Rabbi Akiva heard her response, and without missing a beat, turned 360 degrees, and his destination became one with his original departure.  He stayed at the yeshiva for another 12 years, becoming the preeminent Torah teacher that he was, and molding 24,000 students into true talmidei chachamim and future Torah teachers.

There´s one little detail that always bothered me about that very inspiring story. He didn´t see his wife for 12 flippin years! Couldn´t he just go in and say hello? Couldn´t he have a cup of coffee with her before departing again? 

After learning about bechipazon, I have my answer. 
No. He couldn´t. 
Had he gone in to see his wife, he may never have left again.
Rabbi Akiva knew that he needed to make a split second decision. It´s now or never.  

THAT was the second to act, and not a moment later. 
One more question, just to fill up your seder with lots of ´em. What does chametz have to do with the avoda of pesach? Why doesn't chametz interfere with Rosh Hashana, or Shabbos?
 The only time we have an obligation from the Torah to educate our children, is at the Pesach seder. As a matter of fact, that is the entire point of Pesach. V'heegadita l´bincha... Transmission to children.  

At the seder, we do everything just for the kids to ask and learn. But, a person cannot transmit when he has gaava, arrogance. 
 Because an arrogant person doesn't listen to anyone, and therefore doesn´t learn from anyone. And he can't connect with those that he's teaching. A person can only teach something to others when he has humility.
And, this is why, right after we learn the message of Pesach from Rabbi Akiva, each of his 24,000 students fell sick and left this world. 
Because, since they didn't have enough humility and couldn´t respect each other properly, they were unable to transmit the Torah. They had to be disqualified.
Time management. 
The time is now.

It seems like a message so simple and insigficant for a holiday as grand as Pesach

Simple? Indeed it is. It´s that little miniscule line causing the hei to become a ches 
It´s that little mitzvah that I lost forever.
It´s that little split second decision of doing something now...or perhaps never.

Chametz or matzah. Arrogance or humility. Life or death.

Insignificant?
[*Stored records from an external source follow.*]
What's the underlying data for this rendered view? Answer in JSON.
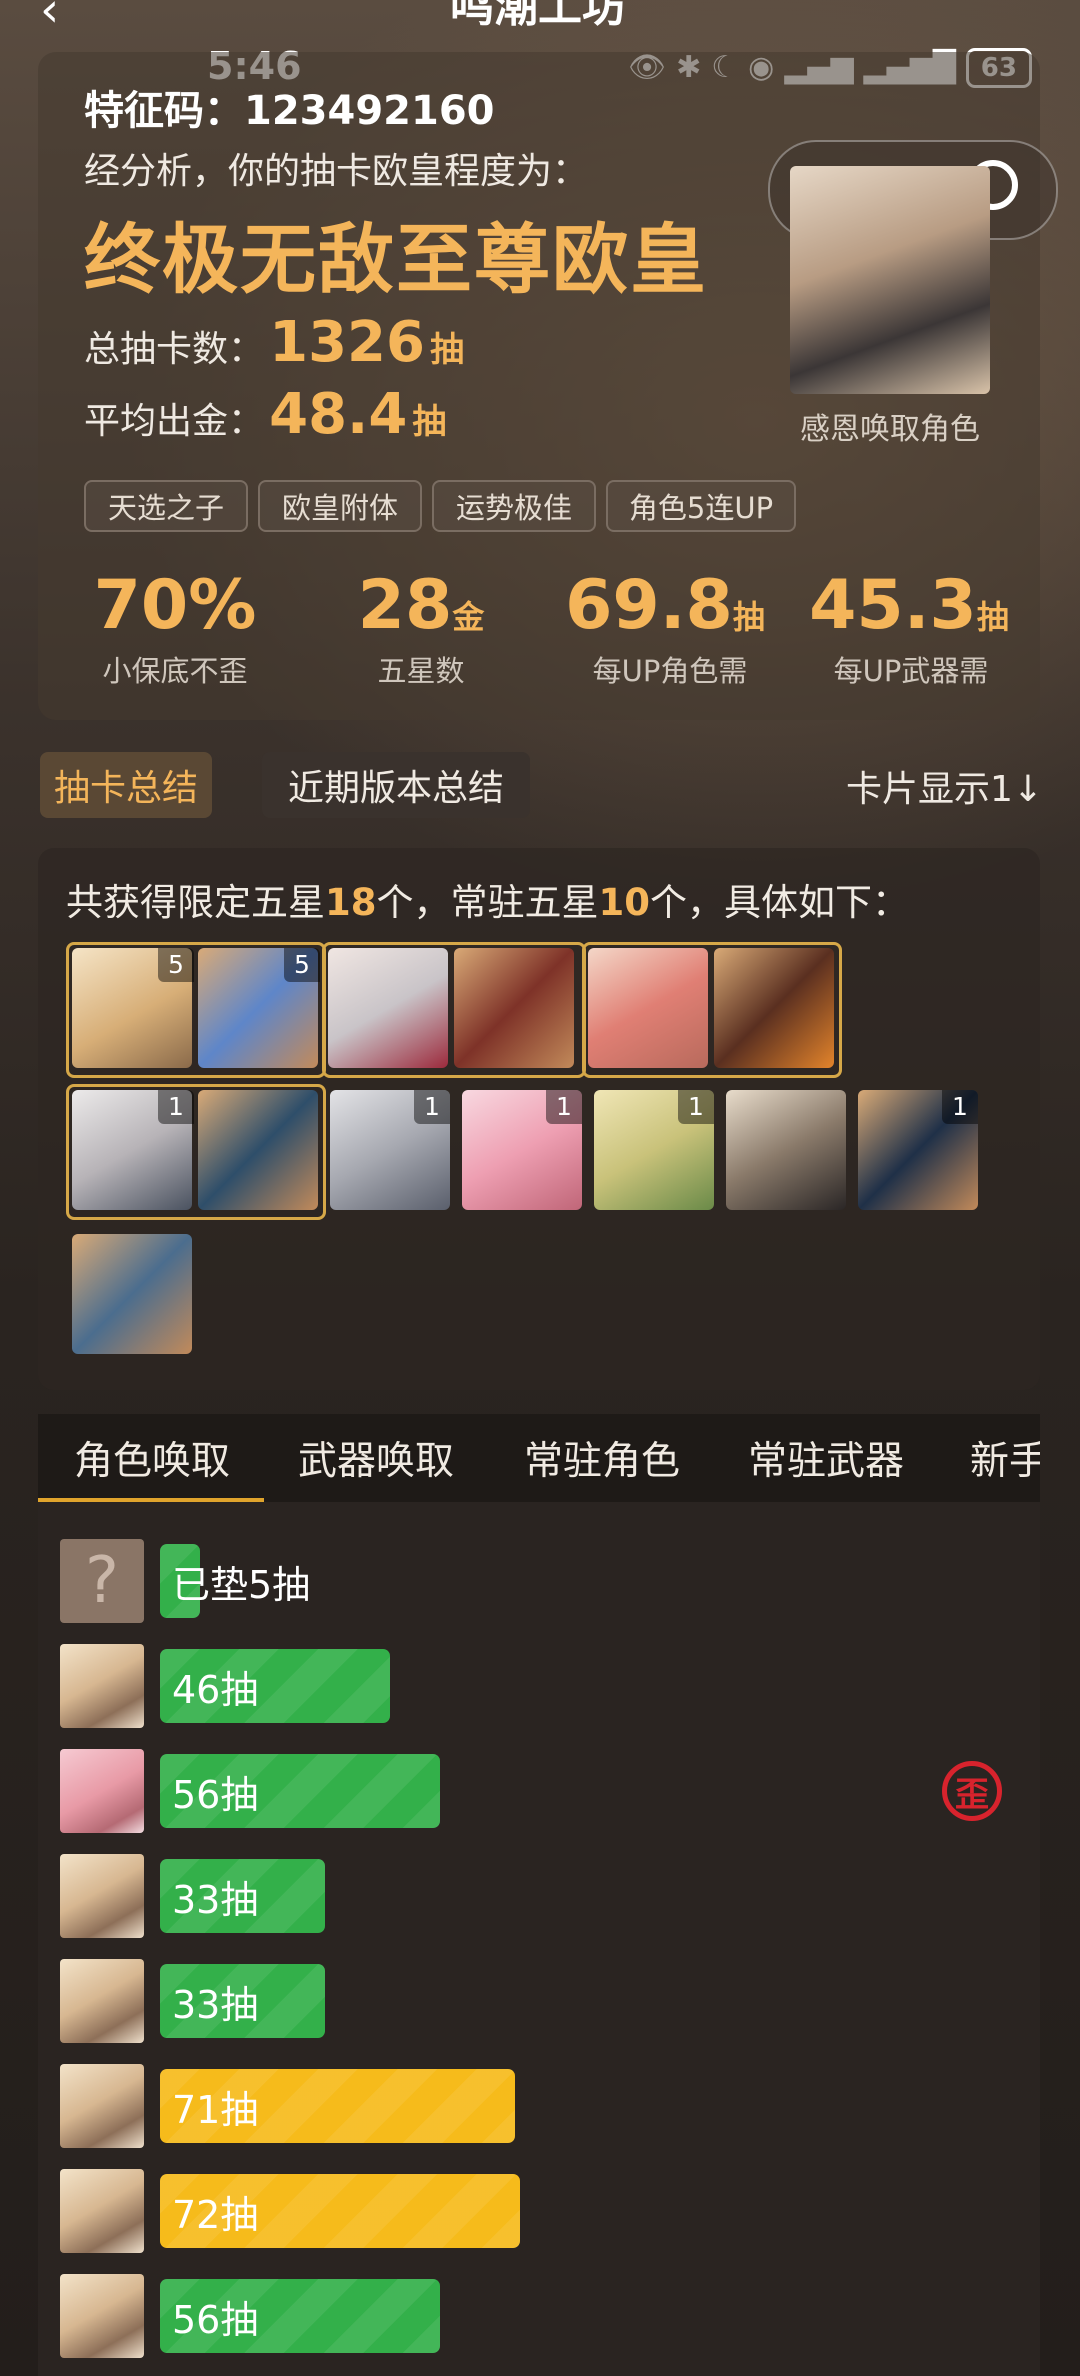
{
  "status_bar": {
    "time": "5:46",
    "battery": "63"
  },
  "nav": {
    "title": "鸣潮工坊"
  },
  "summary": {
    "code_label": "特征码：",
    "code": "123492160",
    "analysis_text": "经分析，你的抽卡欧皇程度为：",
    "rank": "终极无敌至尊欧皇",
    "total_label": "总抽卡数：",
    "total_value": "1326",
    "avg_label": "平均出金：",
    "avg_value": "48.4",
    "pull_unit": "抽",
    "tags": [
      "天选之子",
      "欧皇附体",
      "运势极佳",
      "角色5连UP"
    ],
    "metrics": [
      {
        "value": "70%",
        "unit": "",
        "label": "小保底不歪"
      },
      {
        "value": "28",
        "unit": "金",
        "label": "五星数"
      },
      {
        "value": "69.8",
        "unit": "抽",
        "label": "每UP角色需"
      },
      {
        "value": "45.3",
        "unit": "抽",
        "label": "每UP武器需"
      }
    ],
    "portrait_caption": "感恩唤取角色"
  },
  "summary_tabs": {
    "active": "抽卡总结",
    "other": "近期版本总结",
    "card_display": "卡片显示1↓"
  },
  "items": {
    "head_prefix": "共获得限定五星",
    "limited": "18",
    "head_mid": "个，常驻五星",
    "standard": "10",
    "head_suffix": "个，具体如下：",
    "row1_counts": [
      "5",
      "5"
    ],
    "row2_counts": [
      "1",
      "1",
      "1",
      "1",
      "1"
    ]
  },
  "history_tabs": [
    "角色唤取",
    "武器唤取",
    "常驻角色",
    "常驻武器",
    "新手"
  ],
  "records": [
    {
      "label": "已垫5抽",
      "pulls": 5,
      "color": "green",
      "avatar": "unknown",
      "avatar_text": "?"
    },
    {
      "label": "46抽",
      "pulls": 46,
      "color": "green",
      "avatar": "blonde"
    },
    {
      "label": "56抽",
      "pulls": 56,
      "color": "green",
      "avatar": "pink",
      "mark": "歪"
    },
    {
      "label": "33抽",
      "pulls": 33,
      "color": "green",
      "avatar": "blonde"
    },
    {
      "label": "33抽",
      "pulls": 33,
      "color": "green",
      "avatar": "blonde"
    },
    {
      "label": "71抽",
      "pulls": 71,
      "color": "gold",
      "avatar": "blonde"
    },
    {
      "label": "72抽",
      "pulls": 72,
      "color": "gold",
      "avatar": "blonde"
    },
    {
      "label": "56抽",
      "pulls": 56,
      "color": "green",
      "avatar": "blonde"
    }
  ],
  "colors": {
    "accent": "#f4b55a",
    "green": "#33b04a",
    "gold": "#f6bb1b",
    "wai": "#d8232d"
  }
}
Indeed it is...if you´d rather still be wearing a burqa.
Btw, I used blue ink this week because I'm in middle of cleaning out my black ink cartridge for Pesach.

Have a great shabbos and a chag kasher v'sameach.